And what application is to be made of this? Even this, that whenever our evils press upon us and overwhelm us, we may call to mind the Son of God who labored under the same; and since he has gone before us there is no reason for us to faint. We are at the same time reminded that deliverance from evils can be found from no other but from God alone, and what better guidance can we have as to prayer than the example of Christ? He betook himself immediately to the Father. And thus the Apostle indicates what ought to be done by us when he says that he offered prayers to him who was able to deliver him from death; for by these words he intimates that he rightly prayed, because he fled to God the only Deliverer. His tears and crying recommend to us ardor and earnestness in prayer, for we ought not to pray to God formally, but with ardent desires.
And was heard, etc. Some render the following words, “on account of his reverence” or fears but I wholly differ from them. In the first place he puts the word alone ἐυλαθείας without the possessive “his”; and then there is the preposition ἀπὸ “from,” not ὑπὲρ “on account of,” or any other signifying a cause or a reason. As, then, εὐλάθεια means for the most part fear or anxiety, I doubt not but that the Apostle means that Christ was heard from that which he feared, so that he was not overwhelmed by his evils or swallowed up by death. For in this contest the Son of God had to engage, not because he was tried by unbelief, the source of all our fears, but because he sustained as a man in our flesh the judgment of God, the terror of which could not have been overcome without an arduous effort. Chrysostom interprets it of Christ’s dignity, which the Father in a manner reverenced; but this cannot be admitted. Others render it “piety.” But the explanation I have given is much more suitable, and requires no long arguments in its favor. 8989 The idea of the effect of hearing, that is deliverance, is no doubt included in εἰσακουσθεὶς, “having been heard,” as it is sometimes in the corresponding word in Hebrew; so that Stuart is justified in the rendering it delivered, — “and being delivered from that which he feared.” It is rendered the same by Macknight, “and being delivered from fear.” Both Beza and Grotius render the last word fear; and this is its meaning as used in the Septuagint. — Ed
Now he added this third particular, lest we should think that Christ’s prayers were rejected, because he was not immediately delivered from his evils; for at no time was God’s mercy and aid wanting to him. And hence we may conclude that God often hears our prayers, even when that is in no way made evident.

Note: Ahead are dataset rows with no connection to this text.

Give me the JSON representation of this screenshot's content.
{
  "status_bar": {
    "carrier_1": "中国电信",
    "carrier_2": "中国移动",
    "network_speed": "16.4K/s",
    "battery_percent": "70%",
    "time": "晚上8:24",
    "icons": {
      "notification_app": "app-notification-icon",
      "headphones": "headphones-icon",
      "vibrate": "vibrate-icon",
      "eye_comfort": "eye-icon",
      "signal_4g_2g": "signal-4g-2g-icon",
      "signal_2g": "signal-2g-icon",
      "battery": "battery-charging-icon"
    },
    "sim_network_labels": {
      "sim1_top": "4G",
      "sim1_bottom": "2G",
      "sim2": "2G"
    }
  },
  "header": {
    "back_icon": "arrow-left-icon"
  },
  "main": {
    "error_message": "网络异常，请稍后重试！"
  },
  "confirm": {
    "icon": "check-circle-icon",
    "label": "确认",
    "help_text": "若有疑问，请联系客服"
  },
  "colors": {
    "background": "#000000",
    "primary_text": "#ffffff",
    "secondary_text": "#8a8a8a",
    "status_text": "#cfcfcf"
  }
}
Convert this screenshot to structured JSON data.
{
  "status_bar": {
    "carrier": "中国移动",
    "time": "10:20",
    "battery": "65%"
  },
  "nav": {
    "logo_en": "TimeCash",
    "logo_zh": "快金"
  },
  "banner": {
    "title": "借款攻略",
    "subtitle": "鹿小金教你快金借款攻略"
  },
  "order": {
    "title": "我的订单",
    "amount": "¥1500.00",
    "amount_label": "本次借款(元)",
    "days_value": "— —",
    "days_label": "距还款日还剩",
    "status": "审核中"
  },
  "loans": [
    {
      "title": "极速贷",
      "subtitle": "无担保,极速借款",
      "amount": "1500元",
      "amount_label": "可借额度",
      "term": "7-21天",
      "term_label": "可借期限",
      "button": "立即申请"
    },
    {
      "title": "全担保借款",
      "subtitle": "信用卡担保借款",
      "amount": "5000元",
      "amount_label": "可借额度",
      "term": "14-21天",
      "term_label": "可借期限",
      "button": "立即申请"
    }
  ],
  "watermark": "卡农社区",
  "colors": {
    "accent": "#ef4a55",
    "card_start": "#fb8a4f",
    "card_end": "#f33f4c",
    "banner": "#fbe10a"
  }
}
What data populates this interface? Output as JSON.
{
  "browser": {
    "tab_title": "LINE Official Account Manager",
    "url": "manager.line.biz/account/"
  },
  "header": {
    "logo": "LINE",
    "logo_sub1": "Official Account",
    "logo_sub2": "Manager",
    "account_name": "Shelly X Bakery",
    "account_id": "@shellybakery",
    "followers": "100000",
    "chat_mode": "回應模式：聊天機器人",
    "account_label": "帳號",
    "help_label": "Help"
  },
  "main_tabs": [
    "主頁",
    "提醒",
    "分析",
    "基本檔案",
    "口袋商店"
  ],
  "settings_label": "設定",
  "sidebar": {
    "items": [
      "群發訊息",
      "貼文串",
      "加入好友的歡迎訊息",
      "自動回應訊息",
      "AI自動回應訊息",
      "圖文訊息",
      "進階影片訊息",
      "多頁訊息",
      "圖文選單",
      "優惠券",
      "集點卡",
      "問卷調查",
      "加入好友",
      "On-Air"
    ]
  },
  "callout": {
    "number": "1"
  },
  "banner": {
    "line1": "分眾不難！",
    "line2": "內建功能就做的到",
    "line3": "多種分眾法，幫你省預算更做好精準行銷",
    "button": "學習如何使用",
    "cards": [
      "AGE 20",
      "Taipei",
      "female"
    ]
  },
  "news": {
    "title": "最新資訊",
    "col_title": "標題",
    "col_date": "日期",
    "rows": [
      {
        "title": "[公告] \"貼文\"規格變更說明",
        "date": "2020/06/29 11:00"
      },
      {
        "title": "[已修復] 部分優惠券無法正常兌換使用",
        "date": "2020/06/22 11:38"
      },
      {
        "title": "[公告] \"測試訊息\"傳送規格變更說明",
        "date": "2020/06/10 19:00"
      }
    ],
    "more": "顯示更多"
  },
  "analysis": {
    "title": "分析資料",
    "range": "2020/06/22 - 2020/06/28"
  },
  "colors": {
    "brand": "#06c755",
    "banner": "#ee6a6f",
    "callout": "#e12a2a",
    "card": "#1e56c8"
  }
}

For though it belongs not to us to prescribe to him as it were a fixed rule, nor does it become him to grant whatsoever requests we may conceive in our minds or express with our tongues, yet he shows that he grants our prayers in everything necessary for our salvation. So when we seem apparently to be repulsed, we obtain far more than if he fully granted our requests.
But how was Christ heard from what he feared, as he underwent the death which he dreaded? To this I reply, that we must consider what it was that he feared; why was it that he dreaded death except that he saw in it the curse of God, and that he had to wrestle with the guilt of all iniquities, and also with hell itself? Hence was his trepidation and anxiety; for extremely terrible is God’s judgment. He then obtained what he prayed for, when he came forth a conqueror from the pains of death, when he was sustained by the saving hand of the Father, when after a short conflict he gained a glorious victory over Satan, sin, and hell. Thus it often happens that we ask this or that, but not for a right end; yet God, not granting what we ask, at the same time finds out himself a way to succor us.